I was one of the lucky students that got to know him reasonably well. Not only was I fortunate to take a few of his classes but I was also fortunate enough to be an American Studies major when he was running our fledgling little program. His love of literature, particularly literature of the American West (Twain, Cather, Stegner et al.) was infectious. He loved the humanism of Stegner and Cather and the humor of Mark Twain (summed up he said by the incongruity inherent by the collision of Eastern values with the hard realities of the Frontier — akin to a “belch in the parlor”). He always (always) accentuated the positive. I learned from him that the Mormon experience, even the experience of a middle-class, suburban, know-nothing Mormon punk like me was relevant and maybe even compelling. Continue reading “David M. Clark remembers Richard Cracroft”

Sunday Lit Crit Sermon: Richard H. Cracroft on what makes a poem ‘Mormon’

Richard H. CracroftIt took me a little bit to find my head this week. It was only after Church today that it occurred to me that today’s “Sunday Lit Crit Sermon” should be from Richard Cracroft. While I had been searching my sources for an appropriate item, the answer was in the most recent news posted here on A Motley Vision. And in this excerpt, Cracroft doesn’t disappoint; diving into one of the most difficult issues in Mormon letters: What makes a work ‘Mormon’?

Continue reading “Sunday Lit Crit Sermon: Richard H. Cracroft on what makes a poem ‘Mormon’”

In Memoriam: Richard H. Cracroft

Earlier today Margaret Young shared on her Facebook page that Richard H. Cracroft , Emeritus Professor of English at Brigham Young University, died yesterday evening. He was 76*.

For a brief biography and fairly comprehensive bibliography, I recommend his Mormon Literature Database entry.

There will be remembrances posted in the coming days from those who knew Prof. Cracroft. I never met him.
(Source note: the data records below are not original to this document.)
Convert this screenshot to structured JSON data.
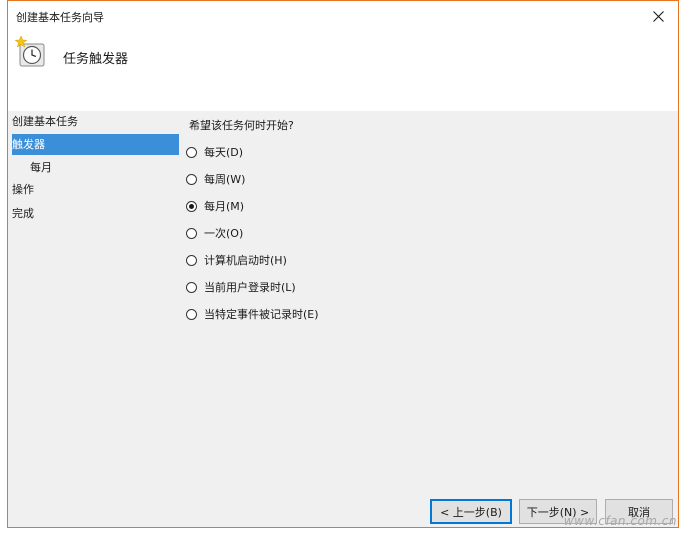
{
  "window": {
    "title": "创建基本任务向导"
  },
  "header": {
    "title": "任务触发器"
  },
  "sidebar": {
    "items": [
      {
        "label": "创建基本任务"
      },
      {
        "label": "触发器"
      },
      {
        "label": "每月"
      },
      {
        "label": "操作"
      },
      {
        "label": "完成"
      }
    ]
  },
  "main": {
    "question": "希望该任务何时开始?",
    "options": [
      {
        "label": "每天(D)",
        "checked": false
      },
      {
        "label": "每周(W)",
        "checked": false
      },
      {
        "label": "每月(M)",
        "checked": true
      },
      {
        "label": "一次(O)",
        "checked": false
      },
      {
        "label": "计算机启动时(H)",
        "checked": false
      },
      {
        "label": "当前用户登录时(L)",
        "checked": false
      },
      {
        "label": "当特定事件被记录时(E)",
        "checked": false
      }
    ]
  },
  "buttons": {
    "back": "< 上一步(B)",
    "next": "下一步(N) >",
    "cancel": "取消"
  },
  "watermark": "www.cfan.com.cn",
  "colors": {
    "accent": "#e8741f",
    "selection": "#3b8fd9",
    "default_button_border": "#0078d7"
  }
}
But I know his work well and would like to pay tribute to him by talking about that relationship.

The landmark anthology A Believing People: Literature of the Latter-day Saints, which he put together along with Neal Lambert was one of my first introductions to Mormon literature. The two pieces of criticism of his posted on the Mormon literature website (which Gideon Burton created right before I became aware of Mormon literature as a field and which, along with the AML-List, became my introduction it) along with the other responses to it (something which I call the Mormon literaturstreit) is the key conversation that drew me into my ongoing process of engagement with what is, what should be and what we should say about Mormon literature.

Prof. Cracroft introduced several generations of young, talented BYU students to Mormon literature, especially Mormon fiction, quite a few of whom are now our best writers of fiction, poetry, criticism, personal essay and reviews. Through his long-running BYU Magazine column, he popularized Mormon-themed fiction and non-Mormon-themed work by LDS writers to the LDS audience.

We as a field owe him an immense debt.

I, personally, am most grateful for his often prickly, yet always well-articulated call for fiction that speaks to believing, practicing, modern, culturally orthodox Latter-day Saints. Fiction that expresses, as he states in his landmark AML presidential address, the Mantic  Mormon worldview. I have been grappling with that speech for almost 15 years now. It informs much of my own championing of the radical middle. I don’t agree with everything Prof. Cracroft has said on the topic. But I find myself unwilling and unable to dismiss his opinions. He was and will continue to be  a crucial, major voice in the field of Mormon literature. He is and will be greatly missed.

Fare thee well, Brother Cracroft. I’d love to listen in on the conversations you will soon be having with Brother Whitney and Sister Wells (and Brother England and Sister Snow).

*Or possibly 77. I have only been able to find his birth year.